The people of the Way would be very disheartened to find that it is very difficult to discern today’s Christians from those others around them! To them their faith meant following a very dynamic lifestyle that was generally in conflict with the empire around them. How did the church come to be much more like the empire than a foreign group called the Way?
The People of the Way would be devastated to see how today’s Christians seem to ignore those around them that are struggling for their very existence! The very cornerstone of the people of the Way was to take care of these unfortunates as Jesus taught them. How could they now be more likely a target of church goer’s venom as “those people who are takers instead of producers”. How could the church of Jesus Christ have devolved into what we see today?

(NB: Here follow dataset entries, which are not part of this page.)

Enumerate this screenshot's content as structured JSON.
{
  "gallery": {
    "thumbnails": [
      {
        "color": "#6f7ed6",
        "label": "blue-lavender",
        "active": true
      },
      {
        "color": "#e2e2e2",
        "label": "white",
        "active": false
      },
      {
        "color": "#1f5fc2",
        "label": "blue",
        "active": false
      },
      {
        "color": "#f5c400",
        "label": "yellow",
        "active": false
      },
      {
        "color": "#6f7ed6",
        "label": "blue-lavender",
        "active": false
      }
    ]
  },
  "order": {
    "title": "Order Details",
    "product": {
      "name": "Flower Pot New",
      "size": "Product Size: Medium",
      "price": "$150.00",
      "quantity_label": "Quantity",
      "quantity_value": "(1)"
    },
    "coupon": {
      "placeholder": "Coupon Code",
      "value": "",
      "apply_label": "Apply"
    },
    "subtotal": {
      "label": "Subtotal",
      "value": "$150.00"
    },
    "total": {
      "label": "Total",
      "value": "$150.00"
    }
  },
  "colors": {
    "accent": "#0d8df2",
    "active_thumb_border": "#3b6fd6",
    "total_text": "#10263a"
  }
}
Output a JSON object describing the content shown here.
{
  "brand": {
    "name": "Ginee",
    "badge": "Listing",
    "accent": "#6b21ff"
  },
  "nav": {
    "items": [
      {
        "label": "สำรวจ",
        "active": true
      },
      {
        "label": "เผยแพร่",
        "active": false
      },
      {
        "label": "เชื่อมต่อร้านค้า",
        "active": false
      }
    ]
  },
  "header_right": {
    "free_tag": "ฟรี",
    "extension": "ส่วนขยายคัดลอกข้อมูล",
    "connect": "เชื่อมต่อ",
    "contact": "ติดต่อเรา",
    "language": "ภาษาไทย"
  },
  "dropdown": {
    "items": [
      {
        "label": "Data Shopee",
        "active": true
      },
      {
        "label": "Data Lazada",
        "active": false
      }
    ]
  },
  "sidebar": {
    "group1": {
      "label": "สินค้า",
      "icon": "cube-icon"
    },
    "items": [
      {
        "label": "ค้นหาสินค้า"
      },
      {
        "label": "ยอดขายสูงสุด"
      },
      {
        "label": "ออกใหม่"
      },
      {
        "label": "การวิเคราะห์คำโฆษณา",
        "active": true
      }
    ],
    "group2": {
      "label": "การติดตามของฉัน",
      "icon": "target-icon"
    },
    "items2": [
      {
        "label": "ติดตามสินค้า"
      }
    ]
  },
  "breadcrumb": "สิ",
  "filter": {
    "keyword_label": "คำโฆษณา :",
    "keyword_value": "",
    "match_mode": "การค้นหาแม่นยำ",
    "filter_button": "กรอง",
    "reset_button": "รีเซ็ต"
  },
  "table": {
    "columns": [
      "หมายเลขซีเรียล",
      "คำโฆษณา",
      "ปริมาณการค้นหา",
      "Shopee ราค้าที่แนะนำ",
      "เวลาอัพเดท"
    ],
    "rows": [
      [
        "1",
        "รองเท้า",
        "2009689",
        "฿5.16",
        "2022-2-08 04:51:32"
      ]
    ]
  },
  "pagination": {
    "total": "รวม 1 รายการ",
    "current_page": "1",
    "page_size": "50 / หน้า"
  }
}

The People of the Way were more about living the life that Christ taught them and about the coming Reign of God on earth as well as heaven rather than prescribed beliefs and ritual obligations to be forced upon them. They deemed their faith as a way of life rather an altar called that instantly secured a path to an afterlife that they generally cared little about.
What happened to make such a dramatic change. That is what we will be studying next.
I am going to jump ahead a little here so that I can put something into your mind before we tackle early church leaders. To illustrate my point I want to once again use a quote from The Future of Faith by Harvey Cox:
Thus, it is now clear that the “official Christianity” that eventually emerged was only one among a range of “Christianities” that thrived during the earliest years. The distinction we still make today between “orthodox” and “heretical” movements did not exist. There was nothing inevitable or preordained about which version, if any, would predominate.
It is very important in our study of church history to remember that what we know today as “the church” was initially only one of several Christianities that thrived during the early church history. We will be studying how this one version came to dominate all the others. I think you will be surprised at how that came about.
For now it is enough to know that for several centuries there were no distinctions such as heresy or orthodox. To me heresy has a particularly brutal history of its own. What the power structure did to stamp out opposing beliefs was initially beyond my comprehension. I had no idea how draconian those practices were.
I only bring up this particular topic as being one of many surrounding church history. We must never forget that the church was not immune from the old saying that “power corrupts and absolute power absolutely corrupts”. Like our constant disputes today between Republicans and Democrats in empire politics the church has had similar battles throughout its history. Each side was totally convinced that they are right and the other side was wrong/heretics/blasphemers.
We must remember that the history of the church is also and maybe primarily about the history of man and power struggles. All power seekers claimed divine inspiration but the “official Christianity” that survived was more, at least in my mind, because of the brutal power they held over their advocates than having more divine authority.
Church history is indeed a very messy history that is only recently beginning to see the light of day. But it is necessary to see this mess in order to understand why the Age of the Spirit will likely dominate in the decades and centuries ahead…..